Campbell scoops up Bolthouse

Cans of Cream of Chicken Campbell's Condensed Soup is seen stocked on a shelf at a grocery store in...

Cans of Cream of Chicken Campbell's Condensed Soup is seen stocked on a shelf at a grocery store in Phoenix, Arizona, in this file picture taken February 22, 2010.(Reuters/JOSHUA LOTT/Files)


, Last Updated: 4:45 PM ET

Campbell Soup Co plans to buy Bolthouse Farms for $1.55 billion in cash, adding refrigerated juices and baby carrots to its portfolio of canned soups and V8 vegetable drinks.

The deal is the latest example of packaged food and beverage companies expanding into healthier products. PepsiCo Inc said Monday it will start selling yogurt in the United States this summer through a joint venture.

Campbell shares were down 1 percent on Monday, underperforming the larger stock market, as some investors saw the price tag as too high given limited scope for cost-savings.

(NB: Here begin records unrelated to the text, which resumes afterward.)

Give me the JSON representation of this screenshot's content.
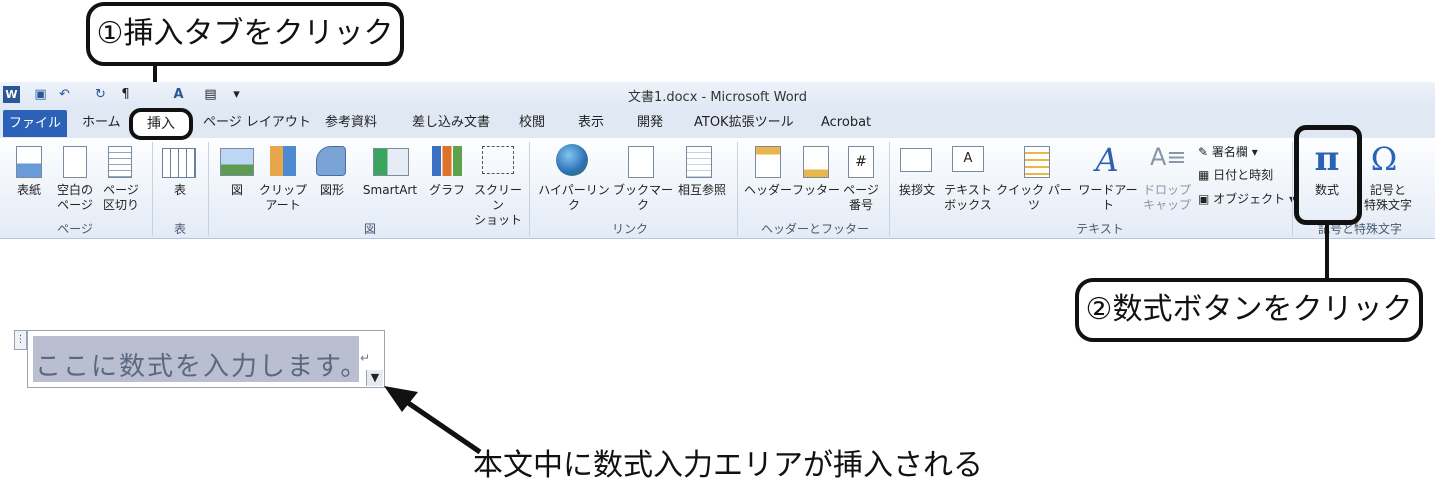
{
  "callouts": {
    "step1": "①挿入タブをクリック",
    "step2": "②数式ボタンをクリック",
    "note": "本文中に数式入力エリアが挿入される"
  },
  "window": {
    "title": "文書1.docx - Microsoft Word"
  },
  "tabs": {
    "file": "ファイル",
    "items": [
      "ホーム",
      "挿入",
      "ページ レイアウト",
      "参考資料",
      "差し込み文書",
      "校閲",
      "表示",
      "開発",
      "ATOK拡張ツール",
      "Acrobat"
    ]
  },
  "ribbon": {
    "groups": [
      "ページ",
      "表",
      "図",
      "リンク",
      "ヘッダーとフッター",
      "テキスト",
      "記号と特殊文字"
    ],
    "buttons": {
      "cover": "表紙",
      "blank_page": "空白の\nページ",
      "page_break": "ページ\n区切り",
      "table": "表",
      "picture": "図",
      "clipart": "クリップ\nアート",
      "shapes": "図形",
      "smartart": "SmartArt",
      "chart": "グラフ",
      "screenshot": "スクリーン\nショット",
      "hyperlink": "ハイパーリンク",
      "bookmark": "ブックマーク",
      "crossref": "相互参照",
      "header": "ヘッダー",
      "footer": "フッター",
      "page_number": "ページ\n番号",
      "greeting": "挨拶文",
      "textbox": "テキスト\nボックス",
      "quickparts": "クイック パーツ",
      "wordart": "ワードアート",
      "dropcap": "ドロップ\nキャップ",
      "signature": "署名欄",
      "datetime": "日付と時刻",
      "object": "オブジェクト",
      "equation": "数式",
      "symbol": "記号と\n特殊文字"
    }
  },
  "equation_area": {
    "placeholder": "ここに数式を入力します。"
  },
  "colors": {
    "file_tab": "#2b62b8",
    "ribbon": "#e3ebf6",
    "equation_field": "#b9bfd0"
  }
}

“Though we think Bolthouse is a solid brand, we believe Campbell paid a steep price for the business,” said JP Morgan analyst Ken Goldman. Goldman said cost savings opportunities will be minimal as no factories are slated to close.

Campbell said on Monday that it was paying a multiple of 9.5 times adjusted operating earnings for Bolthouse, which will allow it to expand into the market for packaged fresh foods.

It said that market is now worth $12 billion to $13 billion and is growing 6 to 7 percent a year, or faster than packaged food overall, driven by increasing consumer demand for fresh and healthier foods.

Campbell’s current portfolio is mostly shelf-stable products like Campbell Soup and Pepperidge Farm cookies. Those products are located in the center of supermarkets, which get much less foot traffic than the perimeter, where the produce, dairy, meat and refrigerated sections are. Bolthouse’s products are typically sold in the refrigerated sections.

Bolthouse derives just over half of its annual sales of nearly $690 million from baby carrots, a product it pioneered. About a third comes from its refrigerated juices, with the remainder coming from salad dressings and other things.

Campbell, working to turn around weak performance in its soup business, said there were opportunities to launch products in adjacent categories like soups or dips.


Campbell expects the acquisition to add 5 cents to 7 cents per share to adjusted earnings in fiscal 2013.

For fiscal 2012, which will end this summer, the company expects sales to be near the low end of its forecast range of flat to up 2 percent. It sees earnings per share declining near the upper end of a forecast drop of 5 percent to 7 percent.

Campbell plans to run Bolthouse as a separate business unit. Bolthouse President and Chief Executive Jeff Dunn, a veteran of Coca-Cola Co, will remain with the company.

Campbell Chief Executive Denise Morrison said the Bolthouse acquisition will not “in any way, shape or form preempt or delay” the company’s pursuit of other acquisitions in other markets.

“This is an area in which we have done extensive work in the past year, and we are continuing our vigorous pursuit of attractive acquisitions and partnerships in International,” Morrison said, referring to the company’s continuing interest in acquisitions outside its U.S. domestic market.

Campbell acquired bread maker Ecce Panis in 2009 for an undisclosed sum.

The bidding process for Bolthouse was very competitive, with Campbell only winning at the end, said sources familiar with the situation. Over the course of the process, rival bidders included private equity firms Blackstone and Ares, private equity-backed organic food company Earthbound Farm, and an Asian food company, according to a different source.

Campbell Chief Executive Denise Morrison said Bolthouse came onto Campbell’s radar screen about three years ago, but the company was not for sale then.

Private equity firm Madison Dearborn acquired 72 percent of Bolthouse and injected $260 million in equity in the company in 2005, according to a Moody’s Investors Service credit note, which pegged that transaction’s total cost at $1.1 billion.

Madison’s stake in Bolthouse remained constant since then and the buyout firm did not get any dividends from Bolthouse during its ownership, a source familiar with the matter said. The deal announced on Monday leaves Bolthouse with $630 million in total net debt, the source added.

This represents a $662.4 million final equity value for Madison and a return of 2.55 times. Over the same period, the Standard & Poor’s 1500 Packaged Foods index rose 45 percent.

Madison Dearborn declined to comment.

Campbell was advised by Morgan Stanley. Bolthouse was advised by Credit Suisse.

Campbell shares were down 35 cents, or 1 percent, at $32.64 on the New York Stock Exchange.